:: Collected data entries ::
╔══

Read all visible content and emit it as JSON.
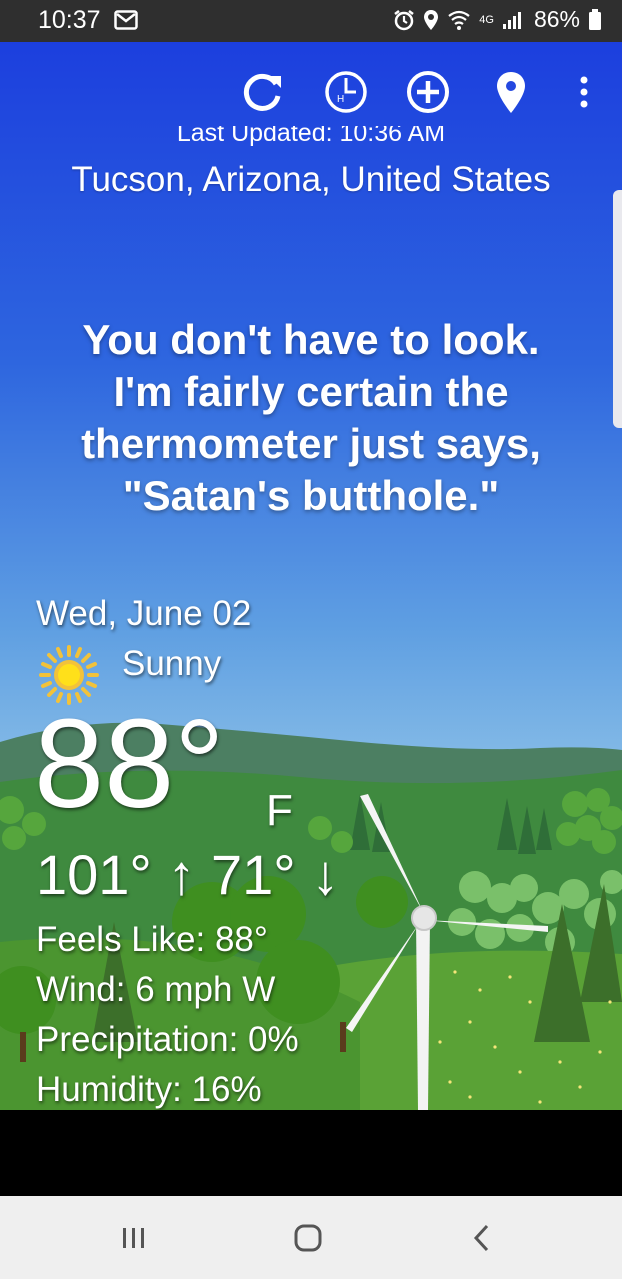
{
  "status_bar": {
    "time": "10:37",
    "network": "4G",
    "battery": "86%"
  },
  "toolbar": {
    "refresh_icon": "refresh-icon",
    "history_icon": "clock-history-icon",
    "add_icon": "add-location-icon",
    "location_icon": "location-pin-icon",
    "menu_icon": "more-vert-icon"
  },
  "header": {
    "last_updated": "Last Updated: 10:36 AM",
    "location": "Tucson, Arizona, United States"
  },
  "quote": {
    "lines": [
      "You don't have to look.",
      "I'm fairly certain the",
      "thermometer just says,",
      "\"Satan's butthole.\""
    ]
  },
  "weather": {
    "date": "Wed, June 02",
    "condition": "Sunny",
    "condition_icon": "sun-icon",
    "temperature": "88°",
    "unit": "F",
    "high_low": "101° ↑ 71° ↓",
    "feels_like": "Feels Like: 88°",
    "wind": "Wind: 6 mph W",
    "precipitation": "Precipitation: 0%",
    "humidity": "Humidity: 16%"
  },
  "colors": {
    "sky_top": "#1c3fde",
    "sky_bottom": "#b6dbed",
    "grass": "#4f9a2c",
    "status_bar": "#2f2f2f",
    "nav_bar": "#efefef"
  }
}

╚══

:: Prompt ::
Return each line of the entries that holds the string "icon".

:: Exercise answer ::
    "refresh_icon": "refresh-icon",
    "history_icon": "clock-history-icon",
    "add_icon": "add-location-icon",
    "location_icon": "location-pin-icon",
    "menu_icon": "more-vert-icon"
    "condition_icon": "sun-icon",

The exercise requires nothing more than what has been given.